2. It takes effort

pushing-stone-uphill

If you’re lucky like me two houses ago, you will find a friendly and attentive neighbour who will call on you and invite you round for cups of tea, but in this day and age when neighbourliness is harder to find it’s better to go to people rather than wait for them to come to you. Yes, that means leaving the house! But the biggest question is where…

3. Scope out the territory

scope-out-territory
Now, when I first come to a new place I scope the territory. I visit every coffee shop I can find, I join the library, I see if there is a community magazine, Facebook group or website. I see what the place has to offer. As I’m a Christian I also visit every church. I make it very clear to people that I’m just visiting so no pressure is put on me. All I’m doing at this point is information gathering (and drinking lots of cups of coffee!!!)

4. Plan of action

action-plan

I then look at how much free time I have and when. I decide which of the things on offer I would like to join. I also see if there is anything I would like to do that is no currently happening where I am living. When I first moved to Shenley there was no Knit and Natter group. Then another lady in the village had the bright idea of advertising one and then went by herself to the tea rooms and knitted every week on a Monday morning. After three weeks another lady joined her; a couple of weeks later I came along. Since then the group has grown to almost twenty of us. They are a such a special, loving and caring group. I am so thankful for the first lady who was bold enough to sit by herself knitting all that time. What new community group might you start? It could literally be anything…

5. Build connections

build-connections

All these groups don’t need to be mutually exclusive. For example, a lot of the ladies from the Knit and Natter group have now joined the W.I.; some ladies from my church now come to Knit and Natter, and a group of people from a number of different other groups I belong to are about to start a Mah Jong group.
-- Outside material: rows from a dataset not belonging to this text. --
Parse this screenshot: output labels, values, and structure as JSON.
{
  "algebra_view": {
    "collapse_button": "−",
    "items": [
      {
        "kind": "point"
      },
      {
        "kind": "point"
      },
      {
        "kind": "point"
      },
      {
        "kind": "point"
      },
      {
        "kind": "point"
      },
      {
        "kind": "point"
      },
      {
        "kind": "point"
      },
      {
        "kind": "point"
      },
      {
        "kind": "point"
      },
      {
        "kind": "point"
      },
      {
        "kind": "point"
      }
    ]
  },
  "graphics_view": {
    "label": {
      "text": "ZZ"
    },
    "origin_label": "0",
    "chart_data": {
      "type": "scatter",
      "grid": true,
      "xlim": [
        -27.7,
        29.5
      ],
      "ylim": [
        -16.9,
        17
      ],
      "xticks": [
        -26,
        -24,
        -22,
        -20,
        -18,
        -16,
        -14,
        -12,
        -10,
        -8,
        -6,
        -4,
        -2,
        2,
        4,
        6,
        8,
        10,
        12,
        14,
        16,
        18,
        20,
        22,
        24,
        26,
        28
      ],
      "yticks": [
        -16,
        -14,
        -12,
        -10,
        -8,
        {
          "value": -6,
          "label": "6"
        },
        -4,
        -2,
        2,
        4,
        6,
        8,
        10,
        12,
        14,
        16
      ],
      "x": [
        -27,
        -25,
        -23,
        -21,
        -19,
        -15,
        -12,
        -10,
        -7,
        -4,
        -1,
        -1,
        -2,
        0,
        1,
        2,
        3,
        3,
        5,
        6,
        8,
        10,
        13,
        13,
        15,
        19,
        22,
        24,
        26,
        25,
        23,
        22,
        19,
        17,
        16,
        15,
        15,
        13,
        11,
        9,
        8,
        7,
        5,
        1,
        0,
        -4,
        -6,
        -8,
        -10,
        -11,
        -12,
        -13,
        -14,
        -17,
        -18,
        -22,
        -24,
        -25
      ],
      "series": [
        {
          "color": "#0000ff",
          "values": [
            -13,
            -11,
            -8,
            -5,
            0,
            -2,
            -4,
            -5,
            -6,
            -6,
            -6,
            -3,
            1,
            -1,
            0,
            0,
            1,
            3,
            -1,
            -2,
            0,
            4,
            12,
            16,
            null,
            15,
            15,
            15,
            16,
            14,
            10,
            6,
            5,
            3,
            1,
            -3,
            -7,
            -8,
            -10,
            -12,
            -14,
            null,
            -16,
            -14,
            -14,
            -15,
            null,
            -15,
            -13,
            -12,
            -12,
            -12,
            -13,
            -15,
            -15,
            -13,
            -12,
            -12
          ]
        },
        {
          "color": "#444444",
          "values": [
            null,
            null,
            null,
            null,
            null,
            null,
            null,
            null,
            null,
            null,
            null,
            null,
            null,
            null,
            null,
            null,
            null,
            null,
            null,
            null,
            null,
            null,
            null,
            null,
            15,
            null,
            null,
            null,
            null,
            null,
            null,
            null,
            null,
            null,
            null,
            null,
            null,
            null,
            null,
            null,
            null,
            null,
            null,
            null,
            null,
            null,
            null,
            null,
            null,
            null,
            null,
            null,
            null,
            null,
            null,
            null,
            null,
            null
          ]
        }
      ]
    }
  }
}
I love people and finding out what they are good at and what they are interested in. Introducing them to others with similar interests and watching community grow is thrilling to me. Who do you know that you could connect with others?

6. Review Your Progress
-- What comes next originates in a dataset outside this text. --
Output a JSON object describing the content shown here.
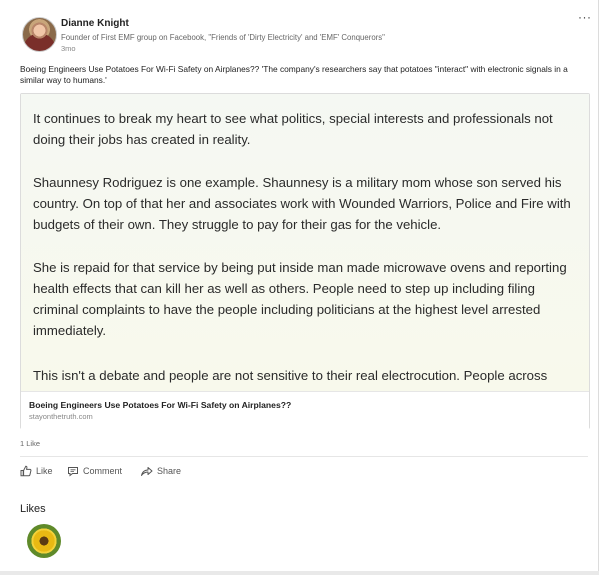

review-your-progress

In the beginning it’s very easy to join everything on offer just so that you have something to do. It’s always good to have a six month review of your life and commitments so that if you need to take something off your plate that you no longer enjoy in order to make room for something new you can. After a while you can do this annually. When I join something or commit to doing a role I say to people that it is for a year. That way if I don’t renew it the following year I have given them plenty of time to find an alternative.

7. Celebrate!

celebrate

I now have an annual party to which I invite people from all my groups. It’s a great way to celebrate a fantastic year and to help people mingle. Weddings bells have even rung as a result of these events!

So here’s to a very Happy New Year to you all. May it be a year of connections, community and celebration!

Take care,

Liv